**The task**
Among the entries below, tally the lines that include "SERVICE", and give the number alone.

(Data records)
--- START ---

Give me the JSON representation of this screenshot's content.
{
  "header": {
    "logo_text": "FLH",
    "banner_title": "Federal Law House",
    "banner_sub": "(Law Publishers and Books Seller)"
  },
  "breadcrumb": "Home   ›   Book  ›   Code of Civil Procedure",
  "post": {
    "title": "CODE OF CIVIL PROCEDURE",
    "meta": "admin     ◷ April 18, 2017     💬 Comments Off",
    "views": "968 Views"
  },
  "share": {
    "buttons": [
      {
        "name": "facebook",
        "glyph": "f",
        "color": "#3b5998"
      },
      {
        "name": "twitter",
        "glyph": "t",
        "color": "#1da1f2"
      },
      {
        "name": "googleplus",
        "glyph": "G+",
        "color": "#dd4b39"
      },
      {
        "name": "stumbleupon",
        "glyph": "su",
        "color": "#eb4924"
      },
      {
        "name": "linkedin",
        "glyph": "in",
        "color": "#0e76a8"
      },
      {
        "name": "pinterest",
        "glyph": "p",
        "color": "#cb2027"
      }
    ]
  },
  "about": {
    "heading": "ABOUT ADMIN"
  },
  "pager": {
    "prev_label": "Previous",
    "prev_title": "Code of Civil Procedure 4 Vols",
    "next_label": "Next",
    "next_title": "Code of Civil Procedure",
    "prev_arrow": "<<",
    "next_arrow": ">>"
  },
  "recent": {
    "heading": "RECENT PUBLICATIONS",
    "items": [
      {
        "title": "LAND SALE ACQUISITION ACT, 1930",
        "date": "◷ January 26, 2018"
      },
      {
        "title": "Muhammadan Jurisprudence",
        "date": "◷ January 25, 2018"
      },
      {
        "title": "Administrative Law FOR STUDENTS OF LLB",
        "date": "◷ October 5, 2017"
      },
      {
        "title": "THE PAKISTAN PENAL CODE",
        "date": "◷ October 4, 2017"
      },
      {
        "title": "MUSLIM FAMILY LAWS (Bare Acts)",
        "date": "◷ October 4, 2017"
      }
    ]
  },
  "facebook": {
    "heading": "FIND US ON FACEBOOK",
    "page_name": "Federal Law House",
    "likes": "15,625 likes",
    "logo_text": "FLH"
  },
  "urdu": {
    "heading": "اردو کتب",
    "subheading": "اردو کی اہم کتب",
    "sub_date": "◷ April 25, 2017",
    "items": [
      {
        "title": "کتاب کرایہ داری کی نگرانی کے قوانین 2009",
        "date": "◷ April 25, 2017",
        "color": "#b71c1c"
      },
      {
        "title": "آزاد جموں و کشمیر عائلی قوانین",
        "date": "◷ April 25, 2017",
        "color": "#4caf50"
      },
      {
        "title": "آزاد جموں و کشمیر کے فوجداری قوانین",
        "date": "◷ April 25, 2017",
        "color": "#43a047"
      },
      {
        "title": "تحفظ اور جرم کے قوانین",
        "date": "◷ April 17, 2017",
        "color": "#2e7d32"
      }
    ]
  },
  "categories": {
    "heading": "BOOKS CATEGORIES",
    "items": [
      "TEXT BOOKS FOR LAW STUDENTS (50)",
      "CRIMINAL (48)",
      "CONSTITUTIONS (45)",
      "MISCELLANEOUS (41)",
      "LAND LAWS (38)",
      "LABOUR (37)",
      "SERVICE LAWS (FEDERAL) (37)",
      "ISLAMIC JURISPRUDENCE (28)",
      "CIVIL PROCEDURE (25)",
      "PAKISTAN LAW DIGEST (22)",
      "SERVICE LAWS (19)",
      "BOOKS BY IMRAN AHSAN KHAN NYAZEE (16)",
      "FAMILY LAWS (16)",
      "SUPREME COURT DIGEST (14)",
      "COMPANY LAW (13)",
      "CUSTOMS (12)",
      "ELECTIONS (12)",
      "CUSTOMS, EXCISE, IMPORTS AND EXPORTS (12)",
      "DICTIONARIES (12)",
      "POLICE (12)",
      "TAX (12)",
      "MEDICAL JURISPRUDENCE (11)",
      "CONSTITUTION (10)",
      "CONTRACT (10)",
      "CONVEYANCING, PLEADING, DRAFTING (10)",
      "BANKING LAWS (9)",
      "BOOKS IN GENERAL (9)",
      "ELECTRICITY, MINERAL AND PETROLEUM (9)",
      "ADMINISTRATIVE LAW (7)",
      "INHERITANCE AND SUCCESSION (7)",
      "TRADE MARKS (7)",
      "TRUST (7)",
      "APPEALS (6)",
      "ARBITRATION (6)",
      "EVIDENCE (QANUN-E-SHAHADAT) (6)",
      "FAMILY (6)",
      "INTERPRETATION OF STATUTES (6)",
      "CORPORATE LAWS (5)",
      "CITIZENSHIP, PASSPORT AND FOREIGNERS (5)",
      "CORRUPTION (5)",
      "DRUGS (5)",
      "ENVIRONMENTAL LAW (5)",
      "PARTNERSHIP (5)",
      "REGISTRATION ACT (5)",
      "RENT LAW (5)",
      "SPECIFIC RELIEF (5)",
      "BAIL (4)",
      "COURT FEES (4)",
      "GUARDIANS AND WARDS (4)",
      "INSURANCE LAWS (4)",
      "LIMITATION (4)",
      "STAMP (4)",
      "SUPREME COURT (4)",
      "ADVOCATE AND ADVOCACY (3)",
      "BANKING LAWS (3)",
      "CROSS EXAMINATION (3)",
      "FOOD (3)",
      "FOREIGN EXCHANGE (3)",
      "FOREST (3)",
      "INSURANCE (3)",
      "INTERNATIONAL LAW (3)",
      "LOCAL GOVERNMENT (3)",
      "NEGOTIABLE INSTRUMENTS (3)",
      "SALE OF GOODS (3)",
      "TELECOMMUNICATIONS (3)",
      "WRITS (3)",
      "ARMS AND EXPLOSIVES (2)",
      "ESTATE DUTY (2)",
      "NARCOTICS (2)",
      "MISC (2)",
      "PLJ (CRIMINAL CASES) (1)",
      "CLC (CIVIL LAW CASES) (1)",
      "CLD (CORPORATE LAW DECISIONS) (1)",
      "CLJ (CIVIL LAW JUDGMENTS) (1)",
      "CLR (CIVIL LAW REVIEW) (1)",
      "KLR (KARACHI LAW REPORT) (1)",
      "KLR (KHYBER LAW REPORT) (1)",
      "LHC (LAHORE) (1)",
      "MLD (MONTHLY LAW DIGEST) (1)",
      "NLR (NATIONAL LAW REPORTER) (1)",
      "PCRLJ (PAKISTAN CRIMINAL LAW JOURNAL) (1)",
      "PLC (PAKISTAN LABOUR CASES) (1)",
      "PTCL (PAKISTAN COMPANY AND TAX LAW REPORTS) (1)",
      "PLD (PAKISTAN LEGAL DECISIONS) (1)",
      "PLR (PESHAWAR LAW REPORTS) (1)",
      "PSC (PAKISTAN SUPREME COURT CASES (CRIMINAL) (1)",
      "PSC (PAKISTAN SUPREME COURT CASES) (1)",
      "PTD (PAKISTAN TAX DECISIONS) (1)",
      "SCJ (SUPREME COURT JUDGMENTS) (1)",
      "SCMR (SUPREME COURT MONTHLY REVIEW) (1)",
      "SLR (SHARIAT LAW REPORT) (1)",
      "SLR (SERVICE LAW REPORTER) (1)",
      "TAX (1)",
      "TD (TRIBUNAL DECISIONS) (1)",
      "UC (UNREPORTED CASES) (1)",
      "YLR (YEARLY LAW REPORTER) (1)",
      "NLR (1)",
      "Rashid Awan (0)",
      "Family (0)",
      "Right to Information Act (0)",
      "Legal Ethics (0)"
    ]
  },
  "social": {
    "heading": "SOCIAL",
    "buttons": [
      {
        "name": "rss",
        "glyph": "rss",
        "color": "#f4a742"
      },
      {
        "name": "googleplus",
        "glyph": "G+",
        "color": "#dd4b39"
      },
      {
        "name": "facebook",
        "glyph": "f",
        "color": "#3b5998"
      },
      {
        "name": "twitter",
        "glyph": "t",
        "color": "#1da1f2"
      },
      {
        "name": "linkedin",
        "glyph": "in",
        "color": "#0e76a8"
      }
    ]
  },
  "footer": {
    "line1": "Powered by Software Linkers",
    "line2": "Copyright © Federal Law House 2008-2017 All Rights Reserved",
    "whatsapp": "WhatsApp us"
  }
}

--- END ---

**Solution**
3